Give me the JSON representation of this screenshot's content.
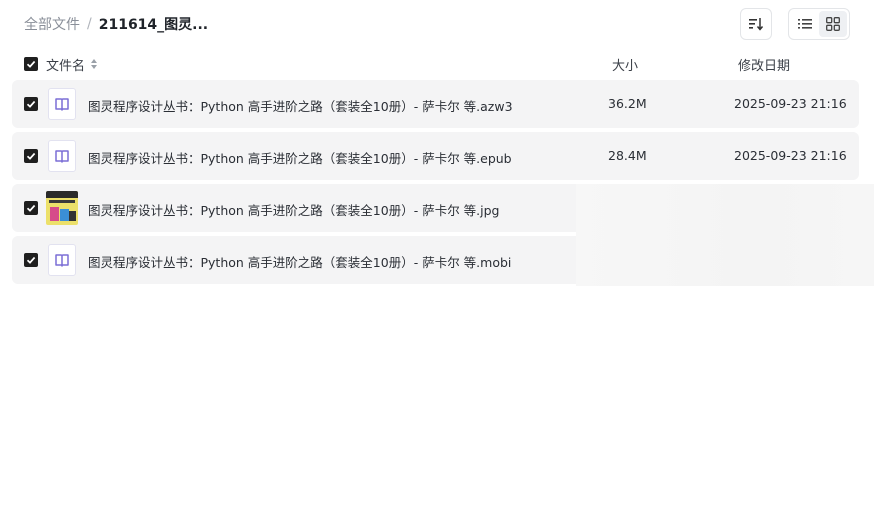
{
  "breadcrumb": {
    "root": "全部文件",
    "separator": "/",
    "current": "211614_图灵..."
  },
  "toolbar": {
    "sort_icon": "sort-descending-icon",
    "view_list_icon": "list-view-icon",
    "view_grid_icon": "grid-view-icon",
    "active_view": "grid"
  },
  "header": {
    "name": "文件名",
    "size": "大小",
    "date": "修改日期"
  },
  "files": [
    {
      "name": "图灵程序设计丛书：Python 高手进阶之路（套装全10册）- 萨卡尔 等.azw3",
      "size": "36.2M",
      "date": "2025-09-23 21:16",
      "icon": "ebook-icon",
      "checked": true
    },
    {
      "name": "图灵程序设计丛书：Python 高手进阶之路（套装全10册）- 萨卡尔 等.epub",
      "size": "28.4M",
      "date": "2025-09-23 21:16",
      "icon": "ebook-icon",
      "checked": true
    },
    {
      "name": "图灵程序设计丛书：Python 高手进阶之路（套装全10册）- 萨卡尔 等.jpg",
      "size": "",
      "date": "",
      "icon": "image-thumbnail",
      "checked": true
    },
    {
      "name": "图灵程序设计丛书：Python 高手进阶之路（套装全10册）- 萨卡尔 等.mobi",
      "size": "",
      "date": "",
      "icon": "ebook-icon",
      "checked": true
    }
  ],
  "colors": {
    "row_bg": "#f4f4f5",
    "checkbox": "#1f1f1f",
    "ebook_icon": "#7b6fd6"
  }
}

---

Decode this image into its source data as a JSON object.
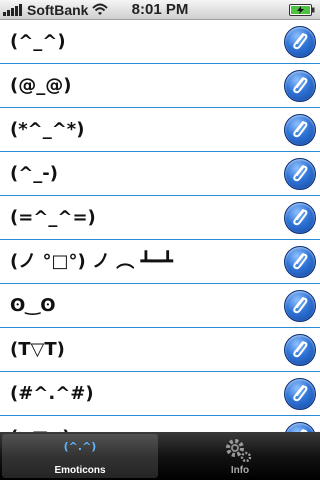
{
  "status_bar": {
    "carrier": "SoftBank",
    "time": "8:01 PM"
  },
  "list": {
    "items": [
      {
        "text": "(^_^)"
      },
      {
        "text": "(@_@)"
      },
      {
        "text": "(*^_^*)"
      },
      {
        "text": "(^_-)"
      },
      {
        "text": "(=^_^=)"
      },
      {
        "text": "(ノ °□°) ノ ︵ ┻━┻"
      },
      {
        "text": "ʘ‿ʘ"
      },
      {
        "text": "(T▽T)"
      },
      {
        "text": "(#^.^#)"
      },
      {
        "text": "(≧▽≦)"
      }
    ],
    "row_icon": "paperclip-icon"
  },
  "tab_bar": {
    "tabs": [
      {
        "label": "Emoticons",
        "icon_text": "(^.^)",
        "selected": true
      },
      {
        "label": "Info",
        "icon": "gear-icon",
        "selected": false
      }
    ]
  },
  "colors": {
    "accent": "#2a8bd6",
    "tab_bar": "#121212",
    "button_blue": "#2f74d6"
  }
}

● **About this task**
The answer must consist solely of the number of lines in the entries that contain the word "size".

● **Result below**
5